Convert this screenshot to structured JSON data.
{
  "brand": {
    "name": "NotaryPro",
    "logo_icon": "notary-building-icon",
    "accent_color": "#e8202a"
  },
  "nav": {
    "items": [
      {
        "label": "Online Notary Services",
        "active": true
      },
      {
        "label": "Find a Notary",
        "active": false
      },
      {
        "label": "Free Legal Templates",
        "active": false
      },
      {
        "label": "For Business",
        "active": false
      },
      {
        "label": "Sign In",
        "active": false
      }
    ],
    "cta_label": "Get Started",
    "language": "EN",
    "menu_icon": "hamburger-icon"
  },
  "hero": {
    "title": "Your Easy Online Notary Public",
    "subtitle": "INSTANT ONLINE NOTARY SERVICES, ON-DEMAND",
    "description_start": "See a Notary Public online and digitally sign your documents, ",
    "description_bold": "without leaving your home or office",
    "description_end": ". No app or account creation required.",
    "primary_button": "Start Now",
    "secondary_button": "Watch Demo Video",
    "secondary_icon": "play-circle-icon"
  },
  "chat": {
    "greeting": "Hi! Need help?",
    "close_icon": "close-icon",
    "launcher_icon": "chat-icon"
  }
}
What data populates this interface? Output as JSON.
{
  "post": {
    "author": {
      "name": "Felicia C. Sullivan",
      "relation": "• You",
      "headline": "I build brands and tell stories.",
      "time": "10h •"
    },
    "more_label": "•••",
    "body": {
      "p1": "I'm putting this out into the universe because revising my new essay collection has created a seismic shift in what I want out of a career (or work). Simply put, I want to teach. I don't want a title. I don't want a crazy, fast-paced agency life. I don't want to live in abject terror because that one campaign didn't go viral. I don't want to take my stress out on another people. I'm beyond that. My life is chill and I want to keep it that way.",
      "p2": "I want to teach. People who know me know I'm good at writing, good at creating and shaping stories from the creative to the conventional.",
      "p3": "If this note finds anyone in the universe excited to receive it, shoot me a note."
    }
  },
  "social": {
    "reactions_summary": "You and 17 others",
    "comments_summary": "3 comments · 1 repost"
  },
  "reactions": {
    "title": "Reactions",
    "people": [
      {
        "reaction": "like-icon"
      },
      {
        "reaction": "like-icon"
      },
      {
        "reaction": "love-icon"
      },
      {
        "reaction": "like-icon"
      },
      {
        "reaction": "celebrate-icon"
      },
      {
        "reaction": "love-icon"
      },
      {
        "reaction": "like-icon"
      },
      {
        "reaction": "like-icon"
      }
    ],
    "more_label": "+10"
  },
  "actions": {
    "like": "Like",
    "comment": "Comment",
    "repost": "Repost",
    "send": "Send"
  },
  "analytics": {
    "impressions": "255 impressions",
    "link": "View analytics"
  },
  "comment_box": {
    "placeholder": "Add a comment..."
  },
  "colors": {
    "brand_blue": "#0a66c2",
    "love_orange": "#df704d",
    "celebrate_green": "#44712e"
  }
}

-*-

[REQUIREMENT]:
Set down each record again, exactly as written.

[SOLUTION TO THIS EXERCISE]:
Convert this screenshot to structured JSON data.
{
  "brand": {
    "name": "NotaryPro",
    "logo_icon": "notary-building-icon",
    "accent_color": "#e8202a"
  },
  "nav": {
    "items": [
      {
        "label": "Online Notary Services",
        "active": true
      },
      {
        "label": "Find a Notary",
        "active": false
      },
      {
        "label": "Free Legal Templates",
        "active": false
      },
      {
        "label": "For Business",
        "active": false
      },
      {
        "label": "Sign In",
        "active": false
      }
    ],
    "cta_label": "Get Started",
    "language": "EN",
    "menu_icon": "hamburger-icon"
  },
  "hero": {
    "title": "Your Easy Online Notary Public",
    "subtitle": "INSTANT ONLINE NOTARY SERVICES, ON-DEMAND",
    "description_start": "See a Notary Public online and digitally sign your documents, ",
    "description_bold": "without leaving your home or office",
    "description_end": ". No app or account creation required.",
    "primary_button": "Start Now",
    "secondary_button": "Watch Demo Video",
    "secondary_icon": "play-circle-icon"
  },
  "chat": {
    "greeting": "Hi! Need help?",
    "close_icon": "close-icon",
    "launcher_icon": "chat-icon"
  }
}
What data populates this interface? Output as JSON.
{
  "post": {
    "author": {
      "name": "Felicia C. Sullivan",
      "relation": "• You",
      "headline": "I build brands and tell stories.",
      "time": "10h •"
    },
    "more_label": "•••",
    "body": {
      "p1": "I'm putting this out into the universe because revising my new essay collection has created a seismic shift in what I want out of a career (or work). Simply put, I want to teach. I don't want a title. I don't want a crazy, fast-paced agency life. I don't want to live in abject terror because that one campaign didn't go viral. I don't want to take my stress out on another people. I'm beyond that. My life is chill and I want to keep it that way.",
      "p2": "I want to teach. People who know me know I'm good at writing, good at creating and shaping stories from the creative to the conventional.",
      "p3": "If this note finds anyone in the universe excited to receive it, shoot me a note."
    }
  },
  "social": {
    "reactions_summary": "You and 17 others",
    "comments_summary": "3 comments · 1 repost"
  },
  "reactions": {
    "title": "Reactions",
    "people": [
      {
        "reaction": "like-icon"
      },
      {
        "reaction": "like-icon"
      },
      {
        "reaction": "love-icon"
      },
      {
        "reaction": "like-icon"
      },
      {
        "reaction": "celebrate-icon"
      },
      {
        "reaction": "love-icon"
      },
      {
        "reaction": "like-icon"
      },
      {
        "reaction": "like-icon"
      }
    ],
    "more_label": "+10"
  },
  "actions": {
    "like": "Like",
    "comment": "Comment",
    "repost": "Repost",
    "send": "Send"
  },
  "analytics": {
    "impressions": "255 impressions",
    "link": "View analytics"
  },
  "comment_box": {
    "placeholder": "Add a comment..."
  },
  "colors": {
    "brand_blue": "#0a66c2",
    "love_orange": "#df704d",
    "celebrate_green": "#44712e"
  }
}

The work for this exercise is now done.